Cut Down if Can't Stop Smoking

A great number of medical studies illustrate the benefits of going smoke-free completely, which includes a decreased probability of health complications, higher life span, and overall increased life quality. However, health specialists recognize that getting rid of the habit altogether is usually a long and complicated road, and just a small number of smokers manage to quit.

quit smoking cigarettes

Each day, medical professionals have to deal with patients who either don’t want of cannot stop smoking, admits Vicki Myers, a senior researcher at Tel Aviv University Department of Medicine. In order to study this phenomenon, Myers together with Prof. Uri Goldbourt and Yariv Gerber from TAU’s School of Public Health, reviewed survival and lifespan rates of those smokers who cut down the number of cigarettes smoked, instead of complete smoking cessation.

The data in their research embodied uncommonly long period of more than 40 years.

Though smokers who managed to quit were confirmed to have the highest progress in fatality rates – a 22 percent lower risk of premature death, versus smokers who kept tobacco consumption. Among those smokers who reduced amount of tobacco consumed the scientists also found considerable improvements with a 15 percent lower risk.

The findings demonstrate that cutting down is an effective risk lowering strategy, Myers declared, noting that former chain smokers had the most benefit from cutting down smoking.

The study was published in the latest issue of the American Journal of Epidemiology.

Reducing smoking to live longer

To study the influence of changes in smoking patterns in the long run, the scientists used a sub-cohort of the study carried out by the Israeli Ischemic Heart Disease Foundation, including 4,633 Israeli men, all smokers, of an average age of 51 at the moment of interview.

Surveys about their smoking habits was held in 1963 and 1965, and respondents’ mortality rate was monitored for a period of about 40 years.

In the first survey, respondents were divided in categories according to the daily cigarette use— not smoking, 1-10 cigarettes, 11-20 cigarettes, and 21 cigarette and more. During the second survey, scientists checked whether respondents had increased, kept, cut down or quit smoking within two years after the first survey.

Not surprisingly, those respondents who went smoke-free posted the best results in reducing the overall mortality rates. Those who reduced smoking intensity by half, recorded a 15 percent reduction in mortality rates and 23 percent decrease in cardiovascular mortality risk.

In addition, the scientists estimated the respondents’ survival to the age of 80. Those who went smoke-free had a 33 percent higher chance of living to the age of to 80 years, and reducers saw a 22 percent higher chance.

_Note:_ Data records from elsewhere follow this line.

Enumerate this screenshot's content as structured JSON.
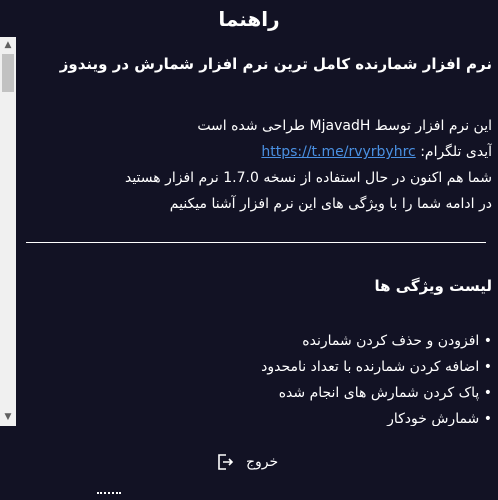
{
  "window": {
    "title": "راهنما"
  },
  "content": {
    "heading": "نرم افزار شمارنده کامل ترین نرم افزار شمارش در ویندوز",
    "intro_lines": [
      "این نرم افزار توسط MjavadH طراحی شده است",
      "شما هم اکنون در حال استفاده از نسخه 1.7.0 نرم افزار هستید",
      "در ادامه شما را با ویژگی های این نرم افزار آشنا میکنیم"
    ],
    "telegram_label": "آیدی تلگرام:",
    "telegram_link": "https://t.me/rvyrbyhrc",
    "features_title": "لیست ویژگی ها",
    "features": [
      "افزودن و حذف کردن شمارنده",
      "اضافه کردن شمارنده با تعداد نامحدود",
      "پاک کردن شمارش های انجام شده",
      "شمارش خودکار"
    ]
  },
  "footer": {
    "exit_label": "خروج"
  },
  "icons": {
    "exit": "exit-icon",
    "scroll_up": "chevron-up-icon",
    "scroll_down": "chevron-down-icon"
  },
  "colors": {
    "background": "#121224",
    "text": "#ffffff",
    "link": "#4a90e2"
  }
}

Dr. Myers admits the study, one of a small number to take smoking decrease into consideration, demonstrates that reduction is definitely better than maintaining smoking intensity. She underlined the advantage of the long-time follow-up period in proving the beneficial effect of reduction in smoking intensity, which was not taken into account in prior studies.